'The Punisher' Showrunner Breakdowns New Villain

With the introduction of a new season of The Punisher came a whole crop of new additions to the [...]

With the introduction of a new season of The Punisher came a whole crop of new additions to the cast of the show. From Giorgia Whigham's Amy Bendix to Floriana Lima's Dr. Krista Dumont. Arguably no character stood out as much as the mysterious John Pilgrim, played by Criminal Minds alum Josh Stewart.

ComicBook.com sat down with The Punisher Steve Lightfoot to chat about the mysterious gun-toting antagonist and discuss how the character was drawn up.

WARNING: Light spoilers for The Punisher Season Two up ahead. Proceed with caution if you have yet to tune in.

Though Pilgrim was a character original to the show, Lightfoot revealed to ComicBook.com that the character was based on The Mennonite, someone first introduced in Jason Aaron and Steve Dillon's Punisher MAX run in 2010.

"I always really enjoyed that guy who was in the book, a guy who had been involved with the mob, and has sort of found this new life that had made a better man of him," Lightfoot says. "Then his old contacts came calling and tried to send him to New York to kill Frank Castle. It was very much about a man and the last place he wanted to be was back in New York, but duty called. So, that comic book character was the inspiration from the character, and then I was always a huge fan of, still am a huge fan of, Night of the Hunter, I always loved that Robert Mitchum character in that movie, and I was excited about playing with someone like that as well."

While the series never flat-out calls Pilgrim a Christian fundamentalist in the show, Lightfoot admits that there are certainly correlations to the fanaticism that runs rampants in real life today.

"He was meant to be something more mythic than that for me, and I could see why he has been, you know, people use that label, but what he represented to me, and it's something you said actually, he was meant to be a mirror of Frank," says Lightfoot. "I think what both of them are warnings about is, if you believe in anything to the level of fanaticism where anyone who doesn't agree with you is somehow unworthy, or can be killed, or is somehow less than human, that's a bad thing, and that doesn't matter whether you're Frank, who has a dubious morality, or whether you're Pilgrim who, because someone has told him, 'This is what your faith decrees,' he will go and do that."

"I think we're living in a time when it doesn't matter which side of anything you're on, we're certainly in an era where people are very fanatical about it and sort of don't want to hear the other side, and I think whenever that happens, nothing good can come of it," the writer continues. "That was the thematic territory we were trying to play in there, and I think, like Frank, the tragedy for Pilgrim is that he finds out that also his faith has been manipulated. In a way, he's an honorable guy at least, but he has been manipulated and lied to, and he'sarc in many ways mirrors Franks in season one. I feel like the thing with Pilgrim was, there was always this idea we had that they sent Frank after Frank."

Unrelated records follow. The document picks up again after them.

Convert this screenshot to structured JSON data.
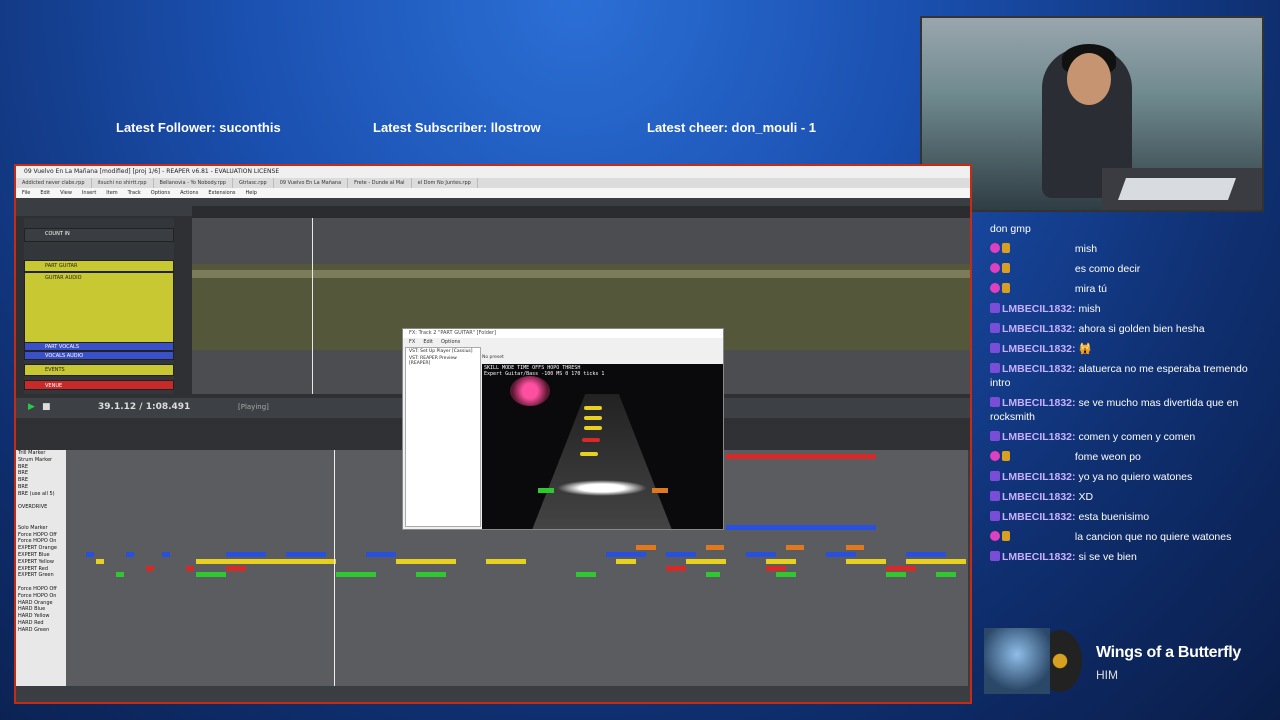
{
  "overlay": {
    "latest_follower": "Latest Follower: suconthis",
    "latest_subscriber": "Latest Subscriber: llostrow",
    "latest_cheer": "Latest cheer: don_mouli - 1"
  },
  "chat": [
    {
      "user": "",
      "message": "don gmp",
      "badges": []
    },
    {
      "user": "",
      "message": "mish",
      "badges": [
        "heart",
        "gold"
      ],
      "hidden_user": true
    },
    {
      "user": "",
      "message": "es como decir",
      "badges": [
        "heart",
        "gold"
      ],
      "hidden_user": true
    },
    {
      "user": "",
      "message": "mira tú",
      "badges": [
        "heart",
        "gold"
      ],
      "hidden_user": true
    },
    {
      "user": "LMBECIL1832:",
      "message": "mish",
      "badges": [
        "sub"
      ]
    },
    {
      "user": "LMBECIL1832:",
      "message": "ahora si golden bien hesha",
      "badges": [
        "sub"
      ]
    },
    {
      "user": "LMBECIL1832:",
      "message": "🙀",
      "badges": [
        "sub"
      ]
    },
    {
      "user": "LMBECIL1832:",
      "message": "alatuerca no me esperaba tremendo intro",
      "badges": [
        "sub"
      ]
    },
    {
      "user": "LMBECIL1832:",
      "message": "se ve mucho mas divertida que en rocksmith",
      "badges": [
        "sub"
      ]
    },
    {
      "user": "LMBECIL1832:",
      "message": "comen y comen y comen",
      "badges": [
        "sub"
      ]
    },
    {
      "user": "",
      "message": "fome weon po",
      "badges": [
        "heart",
        "gold"
      ],
      "hidden_user": true
    },
    {
      "user": "LMBECIL1832:",
      "message": "yo ya no quiero watones",
      "badges": [
        "sub"
      ]
    },
    {
      "user": "LMBECIL1832:",
      "message": "XD",
      "badges": [
        "sub"
      ]
    },
    {
      "user": "LMBECIL1832:",
      "message": "esta buenisimo",
      "badges": [
        "sub"
      ]
    },
    {
      "user": "",
      "message": "la cancion que no quiere watones",
      "badges": [
        "heart",
        "gold"
      ],
      "hidden_user": true
    },
    {
      "user": "LMBECIL1832:",
      "message": "si se ve bien",
      "badges": [
        "sub"
      ]
    }
  ],
  "now_playing": {
    "title": "Wings of a Butterfly",
    "artist": "HIM"
  },
  "daw": {
    "window_title": "09 Vuelvo En La Mañana [modified] [proj 1/6] - REAPER v6.81 - EVALUATION LICENSE",
    "tabs": [
      "Addicted never clabs.rpp",
      "itsuchi no shirtt.rpp",
      "Bellanovia - Yo Nobody.rpp",
      "Gtrlasc.rpp",
      "09 Vuelvo En La Mañana",
      "Frete - Dunde al Mal",
      "el Dom No Juntes.rpp"
    ],
    "menu": [
      "File",
      "Edit",
      "View",
      "Insert",
      "Item",
      "Track",
      "Options",
      "Actions",
      "Extensions",
      "Help"
    ],
    "tracks": [
      {
        "name": "COUNT IN",
        "color": "#3a3d41"
      },
      {
        "name": "PART GUITAR",
        "color": "#c8c832"
      },
      {
        "name": "GUITAR AUDIO",
        "color": "#c8c832"
      },
      {
        "name": "PART VOCALS",
        "color": "#3a50c8"
      },
      {
        "name": "VOCALS AUDIO",
        "color": "#3a50c8"
      },
      {
        "name": "EVENTS",
        "color": "#c8c832"
      },
      {
        "name": "VENUE",
        "color": "#c82a2a"
      }
    ],
    "transport_time": "39.1.12 / 1:08.491",
    "transport_state": "[Playing]",
    "piano_labels": [
      "Trill Marker",
      "Strum Marker",
      "BRE",
      "BRE",
      "BRE",
      "BRE",
      "BRE (use all 5)",
      "",
      "OVERDRIVE",
      "",
      "",
      "Solo Marker",
      "Force HOPO Off",
      "Force HOPO On",
      "EXPERT Orange",
      "EXPERT Blue",
      "EXPERT Yellow",
      "EXPERT Red",
      "EXPERT Green",
      "",
      "Force HOPO Off",
      "Force HOPO On",
      "HARD Orange",
      "HARD Blue",
      "HARD Yellow",
      "HARD Red",
      "HARD Green"
    ]
  },
  "popup": {
    "title": "FX: Track 2 \"PART GUITAR\" [Folder]",
    "menu": [
      "FX",
      "Edit",
      "Options"
    ],
    "fx_items": [
      "VST: Set Up Player [Cassius]",
      "VST: REAPER Preview [REAPER]"
    ],
    "preset_label": "No preset",
    "hud_line1": "SKILL   MODE    TIME OFFS HOPO THRESH",
    "hud_line2": "Expert Guitar/Bass -100 MS 0  170 ticks 1",
    "colors": {
      "gem": "#e8d020",
      "sign": "#ff4fa0"
    }
  },
  "colors": {
    "accent_border": "#c82a12",
    "chat_sub_user": "#c8b0ff",
    "note_green": "#30c830",
    "note_red": "#d82828",
    "note_yellow": "#e8d020",
    "note_blue": "#2850e0",
    "note_orange": "#e07820"
  }
}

What'd you think of Stewart's role as John Pilgrim? Were you surprised how Pilgrim's arc ended in the show? Let us know your thoughts in the comments below!

The second season of The Punisher is now streaming on Netflix.